are characterized by 5-6 cartilagenous plates
around their circumference.
• The lobar bronchi divide repeatedly (about 12
times) giving rise to smaller bronchi with fewer
and smaller plates of cartilage in their walls.
• Tertiary (segmental) bronchi have 3 plates of
The right primary bronchus is shorter,
wider and more vertical than the left. Implications?
The Bronchial Tree
Each lobe receives its own secondary (lobar) This is a plastic cast of an adult
bronchus which branches multiple times. As long as bronchial tree.
cartilage is present, these branches are bronchi.
Bronchi and Bronchioles Bronchus, x.s.
Photomicrograph of a section of Lung
A Large Bronchus
Bronchi have cartilage in their walls,
bronchioles do not.
Bronchioles Bronchiole, x.s.
• The terminal branches of bronchi are x270
• Bronchioles lack cartilage and glands but
retain PSCCE that gradually changes to simple
ciliated columnar with few goblet cells and
finally to simple cuboidal epithelium.
• They are 1 mm or less in diameter and have
• Their lamina propria is composed largely of
smooth muscle and elastic fibers.
• Vagal (parasympathetic) stimulation causes
constriction and sympathetic stimulation
causes dilatation of the bronchioles. Sm LT
Terminal Bronchioles Bronchioles, x.s. RB
• Lack cartilage, x132
• Lined in ciliated simple columnar TB
epithelium without goblet cells,
• Accompanied by branches of the TB
• Branch to form 2 or more respiratory
• The epithelium of terminal
bronchioles contains nonciliated,
secretory Clara cells.
A Lung Lobule
Pulmonary lobules are pyramid-shaped with the
apex (containing a bronchiole) pointed toward the
hilum of the lung. Each bronchiole divides to form 5-
7 terminal bronchioles within the lobule.
Organization of a
Lung Lobule Respiratory Bronchioles
• Lined with ciliated cuboidal epithelial
and Clara cells,
• With underlying smooth muscle and
• Walls are interrupted by numerous
alveoli where gas exchange occurs.
• At the distal portions, alveoli become

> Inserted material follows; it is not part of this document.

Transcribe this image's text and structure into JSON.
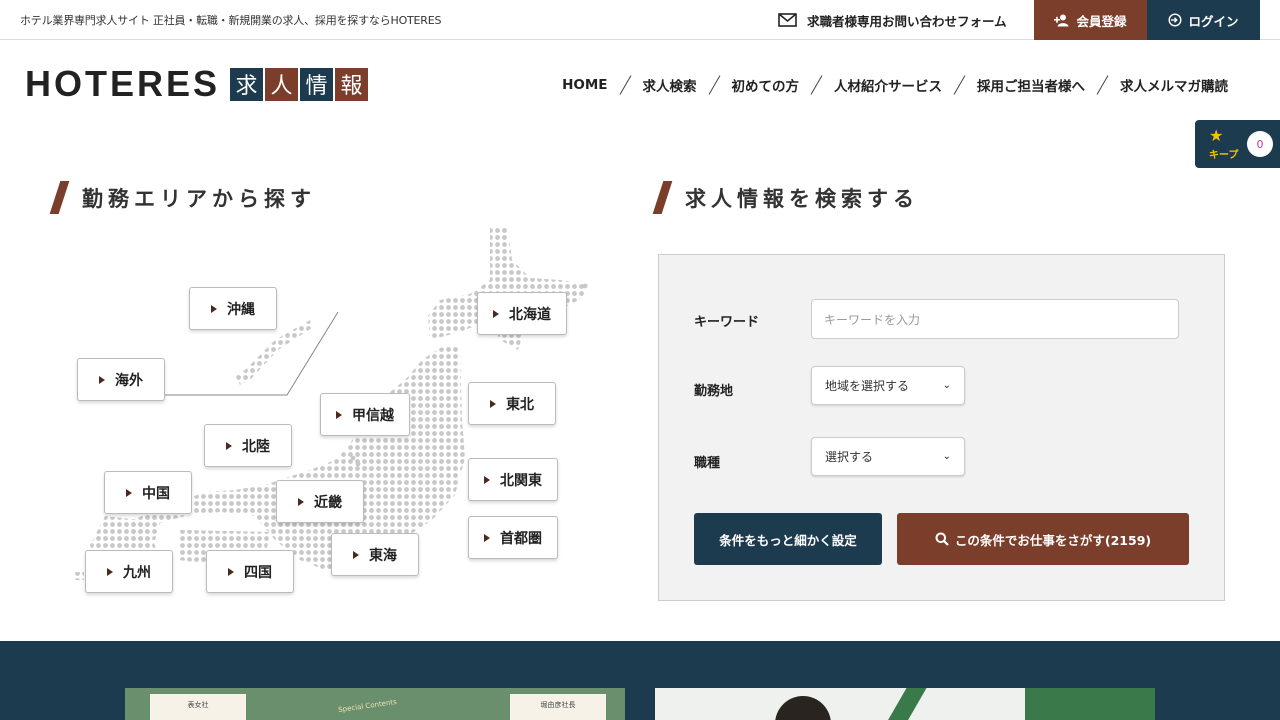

more numerous and the cuboidal
epithelial cells lose their cilia.
• The walls of alveolar ducts consist of • Common areas for openings of a

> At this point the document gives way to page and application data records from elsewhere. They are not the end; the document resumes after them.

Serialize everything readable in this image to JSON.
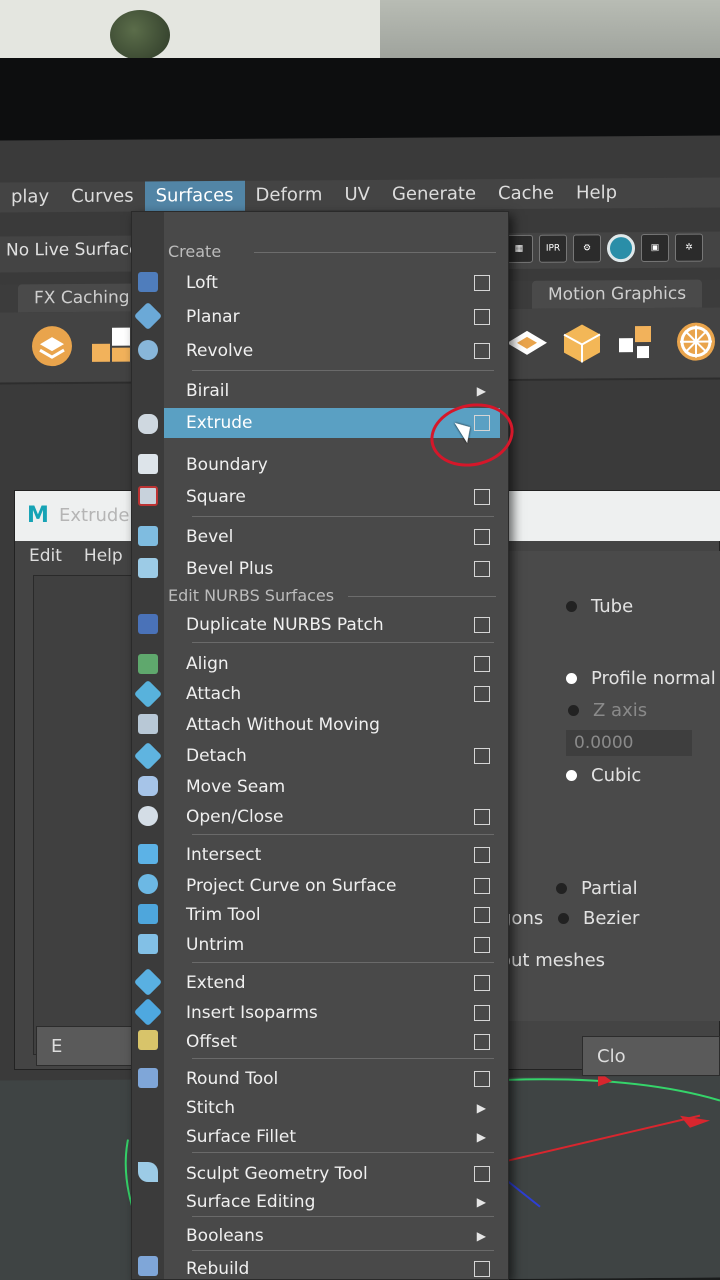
{
  "menubar": {
    "items": [
      "play",
      "Curves",
      "Surfaces",
      "Deform",
      "UV",
      "Generate",
      "Cache",
      "Help"
    ],
    "active": "Surfaces"
  },
  "statusline": {
    "live_surface": "No Live Surface",
    "ipr": "IPR"
  },
  "shelf": {
    "tabs": [
      "FX Caching",
      "Motion Graphics"
    ]
  },
  "extrude_window": {
    "logo": "M",
    "title": "Extrude O",
    "menu": [
      "Edit",
      "Help"
    ],
    "options": {
      "tube": "Tube",
      "profile_normal": "Profile normal",
      "z_axis": "Z axis",
      "cubic": "Cubic",
      "partial": "Partial",
      "bezier": "Bezier",
      "gons": "gons",
      "out_meshes": "out meshes",
      "s_label": "s"
    },
    "value": "0.0000",
    "buttons": {
      "left": "E",
      "right": "Clo"
    }
  },
  "menu": {
    "section_create": "Create",
    "section_edit": "Edit NURBS Surfaces",
    "items": [
      {
        "label": "Loft",
        "suffix": "box"
      },
      {
        "label": "Planar",
        "suffix": "box"
      },
      {
        "label": "Revolve",
        "suffix": "box"
      },
      {
        "label": "Birail",
        "suffix": "arrow"
      },
      {
        "label": "Extrude",
        "suffix": "box",
        "highlight": true
      },
      {
        "label": "Boundary",
        "suffix": "none"
      },
      {
        "label": "Square",
        "suffix": "box"
      },
      {
        "label": "Bevel",
        "suffix": "box"
      },
      {
        "label": "Bevel Plus",
        "suffix": "box"
      },
      {
        "label": "Duplicate NURBS Patch",
        "suffix": "box"
      },
      {
        "label": "Align",
        "suffix": "box"
      },
      {
        "label": "Attach",
        "suffix": "box"
      },
      {
        "label": "Attach Without Moving",
        "suffix": "none"
      },
      {
        "label": "Detach",
        "suffix": "box"
      },
      {
        "label": "Move Seam",
        "suffix": "none"
      },
      {
        "label": "Open/Close",
        "suffix": "box"
      },
      {
        "label": "Intersect",
        "suffix": "box"
      },
      {
        "label": "Project Curve on Surface",
        "suffix": "box"
      },
      {
        "label": "Trim Tool",
        "suffix": "box"
      },
      {
        "label": "Untrim",
        "suffix": "box"
      },
      {
        "label": "Extend",
        "suffix": "box"
      },
      {
        "label": "Insert Isoparms",
        "suffix": "box"
      },
      {
        "label": "Offset",
        "suffix": "box"
      },
      {
        "label": "Round Tool",
        "suffix": "box"
      },
      {
        "label": "Stitch",
        "suffix": "arrow"
      },
      {
        "label": "Surface Fillet",
        "suffix": "arrow"
      },
      {
        "label": "Sculpt Geometry Tool",
        "suffix": "box"
      },
      {
        "label": "Surface Editing",
        "suffix": "arrow"
      },
      {
        "label": "Booleans",
        "suffix": "arrow"
      },
      {
        "label": "Rebuild",
        "suffix": "box"
      }
    ]
  },
  "colors": {
    "highlight": "#5aa0c3",
    "menu_bg": "#494949",
    "annotation": "#d5172a"
  }
}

alveoli with smooth muscle bundles in cluster of alveoli,
the lamina propria, • Supported by elastic and reticular
• Smooth muscle disappears at the distal fibers.
ends of alveolar ducts,
• Elastic and collagen fibers provide the
only support for the duct and its alveoli.
Diagram of Lung Tissue SEM of Alveoli
bundles in the
walls of alveolar
ducts appear as
Cell Types in Alveoli
• Sac-like evaginations of the respiratory
bronchioles, alveolar ducts and alveolar sacs;
• The terminal portions of the bronchial tree;
• Covered by the richest capillary network in the septum has
body. thin and
• Walls contain: thick
• Type I (squamous alveolar) cells, portions.
• Type II (great alveolar or septal) cells and
• macrophages (dust cells).
Type I (squamous alveolar) cells make up
• A few brush cells may be present to serve as 97% of the alveolar surface and
receptors monitoring air quality. Type II (septal or “great alveolar”) cells are
most of the remaining 3%.
Respiratory Membrane The Respiratory Membrane
(Blood-air Barrier or Alveolar-capillary Barrier)
The squamous Type I cells provide a barrier of air space
minimal thickness that is readily permeable to meets a
gases. The Type II cells secrete surfactant which
lowers alveolar surface tension preventing
collapse of alveoli.